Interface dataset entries
**********

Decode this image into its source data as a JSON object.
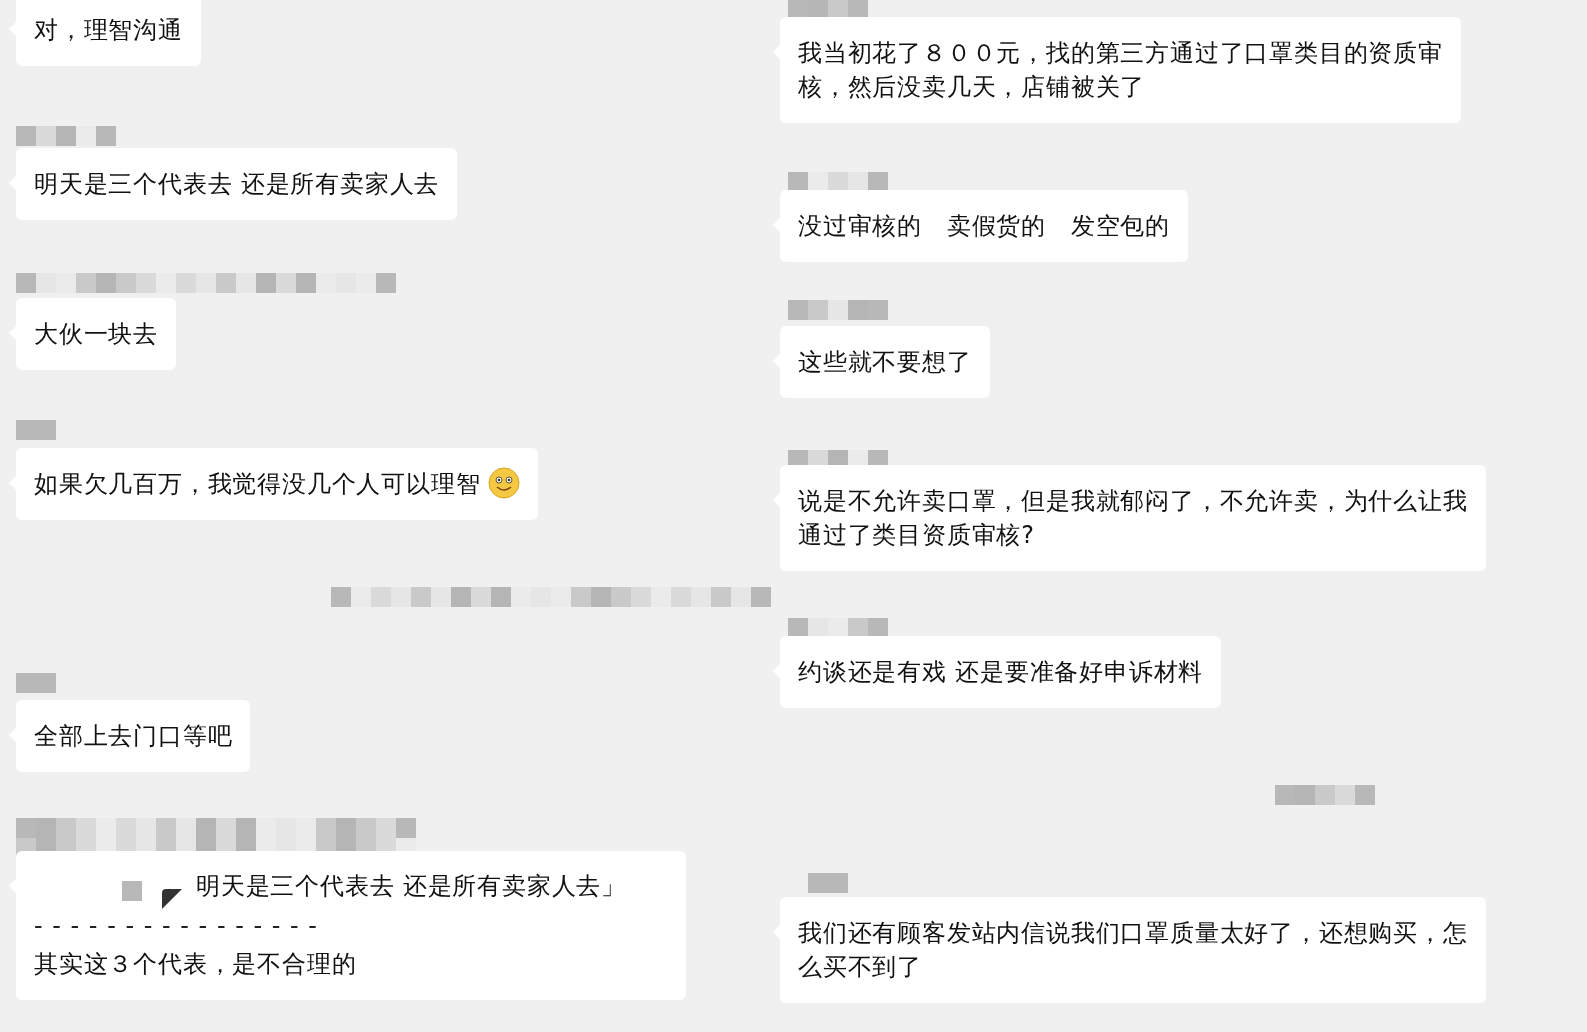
{
  "left": [
    {
      "kind": "message",
      "text": "对，理智沟通"
    },
    {
      "kind": "redacted"
    },
    {
      "kind": "message",
      "text": "明天是三个代表去 还是所有卖家人去"
    },
    {
      "kind": "redacted"
    },
    {
      "kind": "message",
      "text": "大伙一块去"
    },
    {
      "kind": "redacted"
    },
    {
      "kind": "message",
      "text": "如果欠几百万，我觉得没几个人可以理智",
      "trailing_emoji": true
    },
    {
      "kind": "redacted"
    },
    {
      "kind": "redacted"
    },
    {
      "kind": "message",
      "text": "全部上去门口等吧"
    },
    {
      "kind": "redacted"
    },
    {
      "kind": "quote",
      "quote": "明天是三个代表去 还是所有卖家人去」",
      "divider": "- - - - - - - - - - - - - - - -",
      "text": "其实这３个代表，是不合理的"
    }
  ],
  "right": [
    {
      "kind": "redacted"
    },
    {
      "kind": "message",
      "text": "我当初花了８００元，找的第三方通过了口罩类目的资质审核，然后没卖几天，店铺被关了"
    },
    {
      "kind": "redacted"
    },
    {
      "kind": "message",
      "text": "没过审核的　卖假货的　发空包的"
    },
    {
      "kind": "redacted"
    },
    {
      "kind": "message",
      "text": "这些就不要想了"
    },
    {
      "kind": "redacted"
    },
    {
      "kind": "message",
      "text": "说是不允许卖口罩，但是我就郁闷了，不允许卖，为什么让我通过了类目资质审核?"
    },
    {
      "kind": "redacted"
    },
    {
      "kind": "message",
      "text": "约谈还是有戏 还是要准备好申诉材料"
    },
    {
      "kind": "redacted"
    },
    {
      "kind": "redacted"
    },
    {
      "kind": "message",
      "text": "我们还有顾客发站内信说我们口罩质量太好了，还想购买，怎么买不到了"
    }
  ]
}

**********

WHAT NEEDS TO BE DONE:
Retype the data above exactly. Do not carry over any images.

TASK SOLUTION:
Decode this image into its source data as a JSON object.
{
  "left": [
    {
      "kind": "message",
      "text": "对，理智沟通"
    },
    {
      "kind": "redacted"
    },
    {
      "kind": "message",
      "text": "明天是三个代表去 还是所有卖家人去"
    },
    {
      "kind": "redacted"
    },
    {
      "kind": "message",
      "text": "大伙一块去"
    },
    {
      "kind": "redacted"
    },
    {
      "kind": "message",
      "text": "如果欠几百万，我觉得没几个人可以理智",
      "trailing_emoji": true
    },
    {
      "kind": "redacted"
    },
    {
      "kind": "redacted"
    },
    {
      "kind": "message",
      "text": "全部上去门口等吧"
    },
    {
      "kind": "redacted"
    },
    {
      "kind": "quote",
      "quote": "明天是三个代表去 还是所有卖家人去」",
      "divider": "- - - - - - - - - - - - - - - -",
      "text": "其实这３个代表，是不合理的"
    }
  ],
  "right": [
    {
      "kind": "redacted"
    },
    {
      "kind": "message",
      "text": "我当初花了８００元，找的第三方通过了口罩类目的资质审核，然后没卖几天，店铺被关了"
    },
    {
      "kind": "redacted"
    },
    {
      "kind": "message",
      "text": "没过审核的　卖假货的　发空包的"
    },
    {
      "kind": "redacted"
    },
    {
      "kind": "message",
      "text": "这些就不要想了"
    },
    {
      "kind": "redacted"
    },
    {
      "kind": "message",
      "text": "说是不允许卖口罩，但是我就郁闷了，不允许卖，为什么让我通过了类目资质审核?"
    },
    {
      "kind": "redacted"
    },
    {
      "kind": "message",
      "text": "约谈还是有戏 还是要准备好申诉材料"
    },
    {
      "kind": "redacted"
    },
    {
      "kind": "redacted"
    },
    {
      "kind": "message",
      "text": "我们还有顾客发站内信说我们口罩质量太好了，还想购买，怎么买不到了"
    }
  ]
}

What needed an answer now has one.